By Daniel Moore, News21

Iraq and Afghanistan Veterans of America on June 20 launched an  interactive database that shares the personal experiences of more than 1,700 post-9/11 veterans who are waiting — some for more than 10 years — on their disability claim to be processed.

The New York-based veteran advocacy group collected information from their members with a survey asking details about their claim, disabilities, wait time and how that wait has affected them emotionally and financially. Using the interactive, titled “The Wait We Carry,” the public can view each veteran’s response sorted by a variety of metrics, including location.

The public also may send messages to veterans to learn more of their story. Messages are sent to IAVA, which double checks with the veteran to make sure they are still open to speaking publicly.

Aminatou Sow, IAVA director of digital engagement, said the project is designed to “put a face to the big scary numbers” of the much-reported backlog of claims at VA regional offices by reaching out to all communities.

“One thing that we hear a lot from veterans is how they don’t feel heard specifically,” Sow said. “It’s one thing to say half a million people are still waiting for benefits, but the point of digital storytelling that the individual data points are as important as the aggregate.”

IAVA worked with Periscopic, an information design firm, and used a grant from the Knight Foundation to create the interactive.

What We’re Reading: Week 5

By Rachel Leingang, News21

A Loan Program for Veterans Comes Wrapped in Red Tape (Elizabeth Harris, 6/10, New York Times): More than 200,000 veterans live in New York City, but only 266 Veterans Affairs home loans were made in the city last year. One couple searching for a home loan finds the VA loan options to be burdensome for New York City properties.

Deployment to war doesn’t figure in majority of military suicides (Alan Zarembo, 6/15, Los Angeles Times): Most military suicides are committed by soldiers who never deployed to Iraq or Afghanistan, according to data from the Pentagon. The LA Times looked into some possible causes of the high suicide rate through the stories of five servicemembers.

What is the military-civilian divide to you? (Leo Shane III, 6/19, Stars and Stripes): Throughout our reporting, we’ve heard from veterans who cite a lack of understanding and cultural divide between military members and families and civilians. Stars and Stripes asked its readers what that divide means in their lives and what civilians should know about them and their service.

Elite Units in U.S. Military to Admit Women (Jennifer Steinhauer, 6/17, New York Times): The Pentagon announced Tuesday that women will be allowed to train as Navy SEALs, Army Rangers and Marine infantry members, among others.
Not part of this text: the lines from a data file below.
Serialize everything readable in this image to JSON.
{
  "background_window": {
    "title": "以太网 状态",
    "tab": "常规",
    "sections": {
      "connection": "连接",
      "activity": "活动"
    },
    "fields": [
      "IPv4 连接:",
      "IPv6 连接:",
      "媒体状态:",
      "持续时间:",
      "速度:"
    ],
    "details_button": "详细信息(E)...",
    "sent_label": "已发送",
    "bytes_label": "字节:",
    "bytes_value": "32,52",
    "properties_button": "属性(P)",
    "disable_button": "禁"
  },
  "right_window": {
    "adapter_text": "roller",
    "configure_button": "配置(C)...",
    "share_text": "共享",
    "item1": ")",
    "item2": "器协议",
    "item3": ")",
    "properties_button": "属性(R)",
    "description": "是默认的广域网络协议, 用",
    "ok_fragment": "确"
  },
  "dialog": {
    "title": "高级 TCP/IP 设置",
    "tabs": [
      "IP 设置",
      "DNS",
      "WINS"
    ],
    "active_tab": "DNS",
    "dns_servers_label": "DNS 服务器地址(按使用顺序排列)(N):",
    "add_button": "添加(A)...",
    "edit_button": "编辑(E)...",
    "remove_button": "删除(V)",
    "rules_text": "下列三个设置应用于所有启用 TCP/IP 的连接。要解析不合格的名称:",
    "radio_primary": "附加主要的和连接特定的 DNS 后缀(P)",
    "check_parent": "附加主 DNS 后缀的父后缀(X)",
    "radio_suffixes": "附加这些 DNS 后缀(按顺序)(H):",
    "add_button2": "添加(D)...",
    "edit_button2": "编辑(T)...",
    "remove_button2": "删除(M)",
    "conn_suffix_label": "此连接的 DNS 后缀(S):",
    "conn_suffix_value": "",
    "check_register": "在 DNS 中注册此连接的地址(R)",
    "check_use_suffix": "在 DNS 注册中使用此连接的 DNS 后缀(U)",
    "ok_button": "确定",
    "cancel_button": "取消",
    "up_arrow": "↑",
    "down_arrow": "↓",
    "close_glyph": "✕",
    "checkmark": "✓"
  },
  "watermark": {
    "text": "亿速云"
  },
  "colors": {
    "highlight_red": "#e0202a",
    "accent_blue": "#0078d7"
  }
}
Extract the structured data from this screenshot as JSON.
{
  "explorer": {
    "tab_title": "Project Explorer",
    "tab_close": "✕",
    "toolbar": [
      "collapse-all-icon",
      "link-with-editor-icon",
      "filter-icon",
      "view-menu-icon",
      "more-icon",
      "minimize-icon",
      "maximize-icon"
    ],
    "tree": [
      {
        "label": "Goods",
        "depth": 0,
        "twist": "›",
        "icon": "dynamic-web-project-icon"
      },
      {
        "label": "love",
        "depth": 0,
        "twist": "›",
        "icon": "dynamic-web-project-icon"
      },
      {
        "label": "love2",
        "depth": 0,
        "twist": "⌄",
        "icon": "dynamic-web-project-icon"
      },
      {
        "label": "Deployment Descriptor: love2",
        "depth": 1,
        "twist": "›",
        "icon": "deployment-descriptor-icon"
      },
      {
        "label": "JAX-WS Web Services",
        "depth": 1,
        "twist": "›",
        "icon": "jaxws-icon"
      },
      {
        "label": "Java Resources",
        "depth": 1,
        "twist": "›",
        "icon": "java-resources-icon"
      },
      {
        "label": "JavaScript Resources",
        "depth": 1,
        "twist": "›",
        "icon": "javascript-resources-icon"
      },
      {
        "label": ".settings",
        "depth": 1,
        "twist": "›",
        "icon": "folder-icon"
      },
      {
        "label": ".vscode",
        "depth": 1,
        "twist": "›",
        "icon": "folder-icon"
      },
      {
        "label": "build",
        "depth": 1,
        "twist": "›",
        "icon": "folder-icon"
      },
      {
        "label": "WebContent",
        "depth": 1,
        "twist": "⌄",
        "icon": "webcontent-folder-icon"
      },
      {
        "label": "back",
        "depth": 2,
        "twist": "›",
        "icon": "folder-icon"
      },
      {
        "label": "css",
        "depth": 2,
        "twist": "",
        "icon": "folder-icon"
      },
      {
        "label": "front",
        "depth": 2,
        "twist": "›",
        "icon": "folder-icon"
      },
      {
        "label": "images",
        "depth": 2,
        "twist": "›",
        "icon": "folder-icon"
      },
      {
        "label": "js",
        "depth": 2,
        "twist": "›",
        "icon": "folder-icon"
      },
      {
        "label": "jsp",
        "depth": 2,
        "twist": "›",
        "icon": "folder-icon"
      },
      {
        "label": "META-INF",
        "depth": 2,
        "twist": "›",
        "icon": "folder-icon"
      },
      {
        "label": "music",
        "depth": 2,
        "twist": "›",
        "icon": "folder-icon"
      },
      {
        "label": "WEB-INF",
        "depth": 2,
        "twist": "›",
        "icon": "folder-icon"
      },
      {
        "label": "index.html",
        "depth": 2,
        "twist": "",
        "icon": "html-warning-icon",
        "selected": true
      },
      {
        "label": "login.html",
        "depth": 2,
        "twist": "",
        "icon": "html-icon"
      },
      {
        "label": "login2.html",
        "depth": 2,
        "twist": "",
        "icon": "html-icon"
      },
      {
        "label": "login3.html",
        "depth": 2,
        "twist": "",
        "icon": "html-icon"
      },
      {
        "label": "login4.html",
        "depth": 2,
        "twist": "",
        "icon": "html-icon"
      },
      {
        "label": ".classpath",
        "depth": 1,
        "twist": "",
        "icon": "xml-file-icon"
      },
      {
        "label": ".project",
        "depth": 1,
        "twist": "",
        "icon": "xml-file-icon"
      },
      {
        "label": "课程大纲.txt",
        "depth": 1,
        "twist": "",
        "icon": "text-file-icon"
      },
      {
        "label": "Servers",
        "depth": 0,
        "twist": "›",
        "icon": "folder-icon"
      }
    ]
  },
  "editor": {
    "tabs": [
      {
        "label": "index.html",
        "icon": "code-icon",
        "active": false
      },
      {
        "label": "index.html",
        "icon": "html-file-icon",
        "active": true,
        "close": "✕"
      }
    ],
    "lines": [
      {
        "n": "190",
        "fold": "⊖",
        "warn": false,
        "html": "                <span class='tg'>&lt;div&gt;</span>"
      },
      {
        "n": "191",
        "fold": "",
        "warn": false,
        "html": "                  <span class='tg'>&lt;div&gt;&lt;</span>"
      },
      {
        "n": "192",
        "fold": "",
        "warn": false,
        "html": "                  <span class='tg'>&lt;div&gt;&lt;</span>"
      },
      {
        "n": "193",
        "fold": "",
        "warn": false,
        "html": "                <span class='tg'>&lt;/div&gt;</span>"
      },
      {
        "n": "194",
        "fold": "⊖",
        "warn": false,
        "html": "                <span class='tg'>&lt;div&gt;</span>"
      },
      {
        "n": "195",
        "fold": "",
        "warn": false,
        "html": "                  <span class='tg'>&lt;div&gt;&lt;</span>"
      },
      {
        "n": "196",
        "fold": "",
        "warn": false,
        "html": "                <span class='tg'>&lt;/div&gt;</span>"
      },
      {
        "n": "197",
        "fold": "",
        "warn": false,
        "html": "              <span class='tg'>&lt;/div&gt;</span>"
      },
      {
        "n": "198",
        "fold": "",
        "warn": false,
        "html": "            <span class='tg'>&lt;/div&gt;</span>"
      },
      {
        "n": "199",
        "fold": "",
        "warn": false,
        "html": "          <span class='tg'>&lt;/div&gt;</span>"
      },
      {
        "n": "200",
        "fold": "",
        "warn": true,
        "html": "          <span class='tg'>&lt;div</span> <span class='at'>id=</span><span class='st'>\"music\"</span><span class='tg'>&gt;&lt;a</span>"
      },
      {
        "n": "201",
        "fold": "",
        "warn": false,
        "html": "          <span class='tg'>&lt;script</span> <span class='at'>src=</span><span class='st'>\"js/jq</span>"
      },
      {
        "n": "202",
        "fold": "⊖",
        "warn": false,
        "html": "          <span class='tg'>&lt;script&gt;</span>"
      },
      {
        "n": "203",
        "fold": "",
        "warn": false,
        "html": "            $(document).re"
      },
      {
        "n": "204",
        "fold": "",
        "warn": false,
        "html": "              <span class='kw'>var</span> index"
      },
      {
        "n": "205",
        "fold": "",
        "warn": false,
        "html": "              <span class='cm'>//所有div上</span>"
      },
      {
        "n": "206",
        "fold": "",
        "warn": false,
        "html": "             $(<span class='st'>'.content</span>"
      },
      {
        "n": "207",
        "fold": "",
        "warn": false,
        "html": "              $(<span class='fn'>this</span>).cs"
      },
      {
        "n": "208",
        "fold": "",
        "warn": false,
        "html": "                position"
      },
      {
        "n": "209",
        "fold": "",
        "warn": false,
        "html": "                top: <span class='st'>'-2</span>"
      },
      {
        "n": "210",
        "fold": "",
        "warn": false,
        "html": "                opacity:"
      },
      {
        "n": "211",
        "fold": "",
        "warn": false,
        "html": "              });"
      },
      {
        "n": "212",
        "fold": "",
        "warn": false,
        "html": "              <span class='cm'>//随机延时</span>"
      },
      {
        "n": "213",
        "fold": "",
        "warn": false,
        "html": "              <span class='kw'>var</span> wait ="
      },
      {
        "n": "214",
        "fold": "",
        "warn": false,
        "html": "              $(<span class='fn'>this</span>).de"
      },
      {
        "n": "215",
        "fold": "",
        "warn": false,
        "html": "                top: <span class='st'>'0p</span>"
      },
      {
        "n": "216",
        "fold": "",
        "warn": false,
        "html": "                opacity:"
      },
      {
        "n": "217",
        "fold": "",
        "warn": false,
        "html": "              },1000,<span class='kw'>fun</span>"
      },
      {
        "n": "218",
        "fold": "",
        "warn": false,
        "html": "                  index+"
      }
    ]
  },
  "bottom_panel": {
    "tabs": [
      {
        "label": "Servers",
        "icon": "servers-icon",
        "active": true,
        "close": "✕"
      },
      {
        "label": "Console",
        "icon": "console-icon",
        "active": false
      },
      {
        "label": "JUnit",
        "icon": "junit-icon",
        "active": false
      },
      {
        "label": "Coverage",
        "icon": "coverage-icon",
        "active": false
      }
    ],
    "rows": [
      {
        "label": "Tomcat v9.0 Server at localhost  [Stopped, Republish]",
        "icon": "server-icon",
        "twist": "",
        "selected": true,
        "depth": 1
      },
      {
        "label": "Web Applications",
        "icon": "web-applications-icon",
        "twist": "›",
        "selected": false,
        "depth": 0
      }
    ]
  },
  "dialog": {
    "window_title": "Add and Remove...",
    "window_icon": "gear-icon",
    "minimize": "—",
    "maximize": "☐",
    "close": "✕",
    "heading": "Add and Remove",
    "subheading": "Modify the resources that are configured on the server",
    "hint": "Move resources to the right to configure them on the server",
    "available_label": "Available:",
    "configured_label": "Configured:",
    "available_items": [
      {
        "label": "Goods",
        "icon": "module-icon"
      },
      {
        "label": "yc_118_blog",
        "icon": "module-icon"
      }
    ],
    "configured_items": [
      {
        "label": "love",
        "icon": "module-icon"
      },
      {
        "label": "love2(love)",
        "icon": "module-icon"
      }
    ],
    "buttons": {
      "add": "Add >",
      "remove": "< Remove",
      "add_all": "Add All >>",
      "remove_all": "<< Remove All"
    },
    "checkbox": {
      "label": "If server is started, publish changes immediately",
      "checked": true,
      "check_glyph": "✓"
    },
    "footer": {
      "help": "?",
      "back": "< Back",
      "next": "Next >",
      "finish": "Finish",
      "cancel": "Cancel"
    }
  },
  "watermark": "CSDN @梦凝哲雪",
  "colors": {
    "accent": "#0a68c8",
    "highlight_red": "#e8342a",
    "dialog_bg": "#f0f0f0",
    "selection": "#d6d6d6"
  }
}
The branches each can decide how to integrate women into their ranks, but must ask for exemptions when they decide women can’t do a particular position.

Deadline passes for VA claims open more than two years

By Daniel Moore, News21

The U.S. Department of Veterans Affairs still has compensation and pension claims that are more than two years old, according to data from some regional offices, meaning that the agency missed the self-imposed deadline to clear all two-year-old claims by June 18.

Allison Hickey, the VA Undersecretary for Benefits, sent a letter in April to all 57 regional offices, instructing all claims workers and “as many (others) as needed” to focus on finishing all such claims within 60 days. She also asked all claims pending for more than a year to be cleared within six months.

As of June 19 the VA did not have numbers, but spokeswoman Meagan Lutz said the agency would have a progress report by the end of the week.

Jason Dominguez, assistant director at the Ohio Department of Veteran Services, said the Cleveland regional office, which handles all Ohio claims, started with 3,114 and has 238 left to process.

“Those mainly need medical evidence,” Dominguez said, adding that Cleveland also has been working on 1,560 additional claims sent from other offices with higher backlogs.

Of those claims that were “brokered” as part of Hickey’s deadline, 150 remain to be processed.

A claims processor at the Columbia, S.C., regional office reported her office had cleared the two-year-old claims.

“Once you got the go-ahead to clear something … I don’t know how you couldn’t get them cleared,” she said.